# Millimeters to Lightyears (mm to ly)

## Millimeters to Lightyears (mm to ly) conversion calculator

Lightyears to Millimeters (Swap units)

0mm = 0ly

Accuracy

Note: You can increase or decrease the accuracy of this answer by selecting the number of significant figures required from the options above the result.

### Millimeters to Lightyears calculation

Lightyears = Millimeters / 9.4607379375591E+18

Lightyears = 0 / 9.4607379375591E+18

Lightyears = 0

## Millimeters to Lightyears formula

Lightyears = Millimeters / 9.4607379375591E+18

## What is a millimeter?

A millimeter is a unit of length in the metric system, specifically the International System of Units (SI). It is equal to one thousandth of a meter, which makes it a very small unit of measurement. The millimeter is commonly used to measure small distances, such as the thickness of a sheet of paper or the diameter of a small object.

To put it into perspective, one millimeter is approximately equal to 0.03937 inches. This means that there are roughly 25.4 millimeters in an inch. The millimeter is often used in scientific and engineering fields where precision is crucial. It is also commonly used in countries that have adopted the metric system as their primary system of measurement.

In everyday life, you may come across millimeters when measuring the size of electronic components, jewelry, or even the thickness of a fingernail. It is a versatile unit that allows for precise measurements in various applications. Understanding the millimeter and its relationship to other units of length, such as feet or inches, can help in converting measurements and ensuring accuracy in different contexts.

## What is a lightyear?

A lightyear is a unit of measurement used in astronomy to describe vast distances in space. It represents the distance that light travels in one year, which is approximately 5.88 trillion miles or 9.46 trillion kilometers. The term "lightyear" is derived from the fact that light, which travels at a speed of about 186,282 miles per second (299,792 kilometers per second), can cover an incredible distance in the span of a year.

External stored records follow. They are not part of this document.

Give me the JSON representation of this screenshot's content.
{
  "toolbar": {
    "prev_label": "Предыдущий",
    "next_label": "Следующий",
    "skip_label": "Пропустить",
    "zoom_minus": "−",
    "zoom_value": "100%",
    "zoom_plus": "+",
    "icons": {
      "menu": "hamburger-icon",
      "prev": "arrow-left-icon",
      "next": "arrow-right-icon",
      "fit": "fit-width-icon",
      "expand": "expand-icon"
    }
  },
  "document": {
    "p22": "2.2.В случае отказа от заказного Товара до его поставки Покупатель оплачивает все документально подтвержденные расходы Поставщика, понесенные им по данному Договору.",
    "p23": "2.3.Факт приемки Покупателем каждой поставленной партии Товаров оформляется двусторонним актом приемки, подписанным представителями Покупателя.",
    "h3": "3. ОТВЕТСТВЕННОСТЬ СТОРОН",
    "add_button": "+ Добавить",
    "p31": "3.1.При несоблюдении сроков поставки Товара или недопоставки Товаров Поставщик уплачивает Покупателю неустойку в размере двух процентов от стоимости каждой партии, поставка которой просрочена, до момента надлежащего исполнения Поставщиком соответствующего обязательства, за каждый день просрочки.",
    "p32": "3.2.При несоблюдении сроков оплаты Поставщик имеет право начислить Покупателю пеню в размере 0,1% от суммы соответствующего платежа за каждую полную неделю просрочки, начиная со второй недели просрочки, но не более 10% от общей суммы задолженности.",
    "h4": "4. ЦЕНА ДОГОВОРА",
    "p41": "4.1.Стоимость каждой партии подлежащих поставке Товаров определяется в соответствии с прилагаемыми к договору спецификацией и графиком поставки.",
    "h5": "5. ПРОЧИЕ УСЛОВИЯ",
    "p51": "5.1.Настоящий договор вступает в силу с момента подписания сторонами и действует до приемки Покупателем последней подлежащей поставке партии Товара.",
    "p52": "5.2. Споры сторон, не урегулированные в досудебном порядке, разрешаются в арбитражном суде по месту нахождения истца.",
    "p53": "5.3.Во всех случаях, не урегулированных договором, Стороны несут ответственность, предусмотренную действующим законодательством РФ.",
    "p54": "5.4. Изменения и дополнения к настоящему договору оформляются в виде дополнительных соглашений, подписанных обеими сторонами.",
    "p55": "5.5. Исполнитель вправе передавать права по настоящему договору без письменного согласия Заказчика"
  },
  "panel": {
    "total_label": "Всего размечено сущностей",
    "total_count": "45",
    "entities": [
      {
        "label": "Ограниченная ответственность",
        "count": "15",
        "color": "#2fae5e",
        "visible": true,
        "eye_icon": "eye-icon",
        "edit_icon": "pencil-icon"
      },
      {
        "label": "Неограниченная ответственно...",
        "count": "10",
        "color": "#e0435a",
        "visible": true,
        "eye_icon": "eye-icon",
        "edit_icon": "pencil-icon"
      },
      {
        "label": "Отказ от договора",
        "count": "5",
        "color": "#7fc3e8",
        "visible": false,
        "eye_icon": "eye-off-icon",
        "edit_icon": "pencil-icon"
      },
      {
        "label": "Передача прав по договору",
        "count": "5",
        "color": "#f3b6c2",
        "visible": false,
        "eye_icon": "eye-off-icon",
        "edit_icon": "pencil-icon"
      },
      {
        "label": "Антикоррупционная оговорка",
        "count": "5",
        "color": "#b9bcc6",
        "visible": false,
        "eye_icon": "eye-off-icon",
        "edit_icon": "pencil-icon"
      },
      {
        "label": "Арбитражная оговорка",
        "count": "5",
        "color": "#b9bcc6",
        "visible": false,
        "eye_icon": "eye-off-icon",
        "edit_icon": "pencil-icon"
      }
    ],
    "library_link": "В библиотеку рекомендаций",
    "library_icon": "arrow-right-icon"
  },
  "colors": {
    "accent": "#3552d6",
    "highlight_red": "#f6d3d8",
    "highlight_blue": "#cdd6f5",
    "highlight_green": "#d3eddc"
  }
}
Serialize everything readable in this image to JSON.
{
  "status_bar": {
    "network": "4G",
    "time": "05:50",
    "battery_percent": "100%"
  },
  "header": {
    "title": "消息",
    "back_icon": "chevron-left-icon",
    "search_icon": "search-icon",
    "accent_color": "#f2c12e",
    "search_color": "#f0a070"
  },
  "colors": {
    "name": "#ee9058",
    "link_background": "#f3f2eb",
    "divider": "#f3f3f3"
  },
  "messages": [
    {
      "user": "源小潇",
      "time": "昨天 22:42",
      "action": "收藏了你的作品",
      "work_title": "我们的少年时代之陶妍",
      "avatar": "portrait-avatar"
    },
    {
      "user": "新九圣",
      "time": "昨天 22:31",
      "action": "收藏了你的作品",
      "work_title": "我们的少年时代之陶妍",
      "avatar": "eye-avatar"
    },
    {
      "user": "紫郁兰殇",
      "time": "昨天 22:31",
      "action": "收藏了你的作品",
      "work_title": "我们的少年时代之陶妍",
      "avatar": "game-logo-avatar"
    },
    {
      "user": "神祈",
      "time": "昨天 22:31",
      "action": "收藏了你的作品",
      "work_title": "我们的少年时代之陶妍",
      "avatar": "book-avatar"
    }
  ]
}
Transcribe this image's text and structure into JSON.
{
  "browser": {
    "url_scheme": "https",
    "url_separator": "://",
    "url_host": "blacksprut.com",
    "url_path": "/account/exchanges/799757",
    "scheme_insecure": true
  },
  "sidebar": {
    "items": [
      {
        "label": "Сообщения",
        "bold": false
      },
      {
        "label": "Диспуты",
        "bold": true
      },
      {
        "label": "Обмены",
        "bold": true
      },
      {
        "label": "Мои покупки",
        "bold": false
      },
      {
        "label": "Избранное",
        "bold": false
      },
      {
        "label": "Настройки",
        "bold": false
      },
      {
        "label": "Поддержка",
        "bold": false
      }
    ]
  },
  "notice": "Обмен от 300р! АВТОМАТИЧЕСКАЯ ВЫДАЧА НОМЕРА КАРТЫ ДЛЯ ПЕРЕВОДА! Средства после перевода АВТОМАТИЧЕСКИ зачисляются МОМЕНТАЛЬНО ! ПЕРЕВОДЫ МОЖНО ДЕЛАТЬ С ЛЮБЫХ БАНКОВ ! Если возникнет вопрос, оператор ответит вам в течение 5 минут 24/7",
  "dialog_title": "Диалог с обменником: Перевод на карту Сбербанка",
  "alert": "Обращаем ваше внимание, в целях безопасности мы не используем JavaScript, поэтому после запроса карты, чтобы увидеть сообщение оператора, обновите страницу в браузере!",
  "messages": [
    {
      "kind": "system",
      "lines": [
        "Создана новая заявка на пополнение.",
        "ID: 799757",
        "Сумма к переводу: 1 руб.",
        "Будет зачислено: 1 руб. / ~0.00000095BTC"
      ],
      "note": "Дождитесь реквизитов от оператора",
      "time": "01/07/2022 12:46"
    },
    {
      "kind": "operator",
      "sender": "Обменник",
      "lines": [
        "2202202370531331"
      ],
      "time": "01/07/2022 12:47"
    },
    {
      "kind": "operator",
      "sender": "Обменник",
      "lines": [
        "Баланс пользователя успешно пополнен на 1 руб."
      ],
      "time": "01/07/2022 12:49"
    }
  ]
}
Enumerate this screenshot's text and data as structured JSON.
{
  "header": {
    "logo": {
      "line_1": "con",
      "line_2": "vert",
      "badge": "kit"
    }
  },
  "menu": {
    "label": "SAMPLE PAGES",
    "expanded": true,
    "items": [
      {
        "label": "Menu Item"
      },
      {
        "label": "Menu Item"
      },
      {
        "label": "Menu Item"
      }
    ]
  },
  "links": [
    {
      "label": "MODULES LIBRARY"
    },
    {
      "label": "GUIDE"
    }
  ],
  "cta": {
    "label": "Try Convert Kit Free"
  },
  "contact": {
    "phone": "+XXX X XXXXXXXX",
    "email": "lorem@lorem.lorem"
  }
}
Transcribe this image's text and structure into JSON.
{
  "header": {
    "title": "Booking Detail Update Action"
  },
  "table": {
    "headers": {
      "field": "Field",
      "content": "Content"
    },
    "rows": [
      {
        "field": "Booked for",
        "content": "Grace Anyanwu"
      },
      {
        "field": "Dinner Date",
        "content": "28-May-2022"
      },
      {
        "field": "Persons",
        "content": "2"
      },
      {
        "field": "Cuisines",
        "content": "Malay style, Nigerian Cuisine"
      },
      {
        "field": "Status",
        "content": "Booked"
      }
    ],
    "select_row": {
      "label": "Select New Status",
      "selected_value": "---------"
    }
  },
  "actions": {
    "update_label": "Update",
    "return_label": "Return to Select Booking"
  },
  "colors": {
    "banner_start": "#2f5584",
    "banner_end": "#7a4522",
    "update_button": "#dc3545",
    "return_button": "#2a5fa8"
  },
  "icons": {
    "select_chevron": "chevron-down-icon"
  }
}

The concept of a lightyear is crucial in understanding the vastness of the universe. Since light travels at a finite speed, it takes time for light to reach us from distant celestial objects. Therefore, when we observe objects that are millions or billions of lightyears away, we are actually seeing them as they appeared millions or billions of years ago. This allows astronomers to study the history and evolution of the universe by observing distant galaxies and other cosmic phenomena.

Starting value
Increment
Accuracy
Millimeters
Lightyears
0mm
0.00000ly
1mm
0.00000ly
2mm
0.00000ly
3mm
0.00000ly
4mm
0.00000ly
5mm
0.00000ly
6mm
0.00000ly
7mm
0.00000ly
8mm
0.00000ly
9mm
0.00000ly
10mm
0.00000ly
11mm
0.00000ly
12mm
0.00000ly
13mm
0.00000ly
14mm
0.00000ly
15mm
0.00000ly
16mm
0.00000ly
17mm
0.00000ly
18mm
0.00000ly
19mm
0.00000ly
Millimeters
Lightyears
20mm
0.00000ly
21mm
0.00000ly
22mm
0.00000ly
23mm
0.00000ly
24mm
0.00000ly
25mm
0.00000ly
26mm
0.00000ly
27mm
0.00000ly
28mm
0.00000ly
29mm
0.00000ly
30mm
0.00000ly
31mm
0.00000ly
32mm
0.00000ly
33mm
0.00000ly
34mm
0.00000ly
35mm
0.00000ly
36mm
0.00000ly
37mm
0.00000ly
38mm
0.00000ly
39mm
0.00000ly
Millimeters
Lightyears
40mm
0.00000ly
41mm
0.00000ly
42mm
0.00000ly
43mm
0.00000ly
44mm
0.00000ly
45mm
0.00000ly
46mm
0.00000ly
47mm
0.00000ly
48mm
0.00000ly
49mm
0.00000ly
50mm
0.00000ly
51mm
0.00000ly
52mm
0.00000ly
53mm
0.00000ly
54mm
0.00000ly
55mm
0.00000ly
56mm
0.00000ly
57mm
0.00000ly
58mm
0.00000ly
59mm
0.00000ly
Millimeters
Lightyears
60mm
0.00000ly
61mm
0.00000ly
62mm
0.00000ly
63mm
0.00000ly
64mm
0.00000ly
65mm
0.00000ly
66mm
0.00000ly
67mm
0.00000ly
68mm
0.00000ly
69mm
0.00000ly
70mm
0.00000ly
71mm
0.00000ly
72mm
0.00000ly
73mm
0.00000ly
74mm
0.00000ly
75mm
0.00000ly
76mm
0.00000ly
77mm
0.00000ly
78mm
0.00000ly
79mm
0.00000ly